▶ _Work instruction_
Nothing in the data should be left out or altered when it is retyped.

▶ _Supplied entries_

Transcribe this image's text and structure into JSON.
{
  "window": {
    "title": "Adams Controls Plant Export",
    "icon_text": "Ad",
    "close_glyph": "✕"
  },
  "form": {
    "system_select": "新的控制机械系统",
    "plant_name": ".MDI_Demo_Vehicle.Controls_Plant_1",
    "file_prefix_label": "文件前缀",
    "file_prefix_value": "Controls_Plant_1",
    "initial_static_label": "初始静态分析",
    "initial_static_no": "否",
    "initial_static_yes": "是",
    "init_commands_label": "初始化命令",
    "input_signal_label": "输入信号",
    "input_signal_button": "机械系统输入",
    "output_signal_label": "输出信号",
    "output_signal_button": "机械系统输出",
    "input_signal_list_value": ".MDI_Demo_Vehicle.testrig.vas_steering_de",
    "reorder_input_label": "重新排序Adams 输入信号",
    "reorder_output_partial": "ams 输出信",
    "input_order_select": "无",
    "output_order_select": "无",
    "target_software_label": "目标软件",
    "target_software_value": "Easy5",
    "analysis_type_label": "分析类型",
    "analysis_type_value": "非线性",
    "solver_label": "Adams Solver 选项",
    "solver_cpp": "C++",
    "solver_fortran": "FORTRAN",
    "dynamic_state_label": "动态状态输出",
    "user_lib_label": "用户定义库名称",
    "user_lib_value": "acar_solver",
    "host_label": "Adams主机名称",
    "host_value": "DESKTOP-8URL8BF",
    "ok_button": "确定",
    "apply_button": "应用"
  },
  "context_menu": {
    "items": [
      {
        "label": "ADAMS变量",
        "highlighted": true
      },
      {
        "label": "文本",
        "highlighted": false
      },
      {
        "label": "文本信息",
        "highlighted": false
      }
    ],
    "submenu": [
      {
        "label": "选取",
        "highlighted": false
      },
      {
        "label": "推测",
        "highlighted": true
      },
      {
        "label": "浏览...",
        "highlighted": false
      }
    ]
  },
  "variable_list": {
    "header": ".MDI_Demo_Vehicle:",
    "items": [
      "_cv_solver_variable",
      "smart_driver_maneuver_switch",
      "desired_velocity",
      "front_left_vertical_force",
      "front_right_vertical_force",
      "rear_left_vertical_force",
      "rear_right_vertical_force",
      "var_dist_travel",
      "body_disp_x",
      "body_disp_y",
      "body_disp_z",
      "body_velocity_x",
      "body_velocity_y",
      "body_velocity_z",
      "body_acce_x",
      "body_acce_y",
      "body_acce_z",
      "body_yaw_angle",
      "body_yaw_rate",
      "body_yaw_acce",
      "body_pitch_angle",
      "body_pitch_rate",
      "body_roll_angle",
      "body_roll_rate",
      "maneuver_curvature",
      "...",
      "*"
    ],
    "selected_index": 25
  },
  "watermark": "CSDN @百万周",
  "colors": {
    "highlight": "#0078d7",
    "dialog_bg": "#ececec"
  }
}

▶ _Exercise response_
Transcribe this image's text and structure into JSON.
{
  "window": {
    "title": "Adams Controls Plant Export",
    "icon_text": "Ad",
    "close_glyph": "✕"
  },
  "form": {
    "system_select": "新的控制机械系统",
    "plant_name": ".MDI_Demo_Vehicle.Controls_Plant_1",
    "file_prefix_label": "文件前缀",
    "file_prefix_value": "Controls_Plant_1",
    "initial_static_label": "初始静态分析",
    "initial_static_no": "否",
    "initial_static_yes": "是",
    "init_commands_label": "初始化命令",
    "input_signal_label": "输入信号",
    "input_signal_button": "机械系统输入",
    "output_signal_label": "输出信号",
    "output_signal_button": "机械系统输出",
    "input_signal_list_value": ".MDI_Demo_Vehicle.testrig.vas_steering_de",
    "reorder_input_label": "重新排序Adams 输入信号",
    "reorder_output_partial": "ams 输出信",
    "input_order_select": "无",
    "output_order_select": "无",
    "target_software_label": "目标软件",
    "target_software_value": "Easy5",
    "analysis_type_label": "分析类型",
    "analysis_type_value": "非线性",
    "solver_label": "Adams Solver 选项",
    "solver_cpp": "C++",
    "solver_fortran": "FORTRAN",
    "dynamic_state_label": "动态状态输出",
    "user_lib_label": "用户定义库名称",
    "user_lib_value": "acar_solver",
    "host_label": "Adams主机名称",
    "host_value": "DESKTOP-8URL8BF",
    "ok_button": "确定",
    "apply_button": "应用"
  },
  "context_menu": {
    "items": [
      {
        "label": "ADAMS变量",
        "highlighted": true
      },
      {
        "label": "文本",
        "highlighted": false
      },
      {
        "label": "文本信息",
        "highlighted": false
      }
    ],
    "submenu": [
      {
        "label": "选取",
        "highlighted": false
      },
      {
        "label": "推测",
        "highlighted": true
      },
      {
        "label": "浏览...",
        "highlighted": false
      }
    ]
  },
  "variable_list": {
    "header": ".MDI_Demo_Vehicle:",
    "items": [
      "_cv_solver_variable",
      "smart_driver_maneuver_switch",
      "desired_velocity",
      "front_left_vertical_force",
      "front_right_vertical_force",
      "rear_left_vertical_force",
      "rear_right_vertical_force",
      "var_dist_travel",
      "body_disp_x",
      "body_disp_y",
      "body_disp_z",
      "body_velocity_x",
      "body_velocity_y",
      "body_velocity_z",
      "body_acce_x",
      "body_acce_y",
      "body_acce_z",
      "body_yaw_angle",
      "body_yaw_rate",
      "body_yaw_acce",
      "body_pitch_angle",
      "body_pitch_rate",
      "body_roll_angle",
      "body_roll_rate",
      "maneuver_curvature",
      "...",
      "*"
    ],
    "selected_index": 25
  },
  "watermark": "CSDN @百万周",
  "colors": {
    "highlight": "#0078d7",
    "dialog_bg": "#ececec"
  }
}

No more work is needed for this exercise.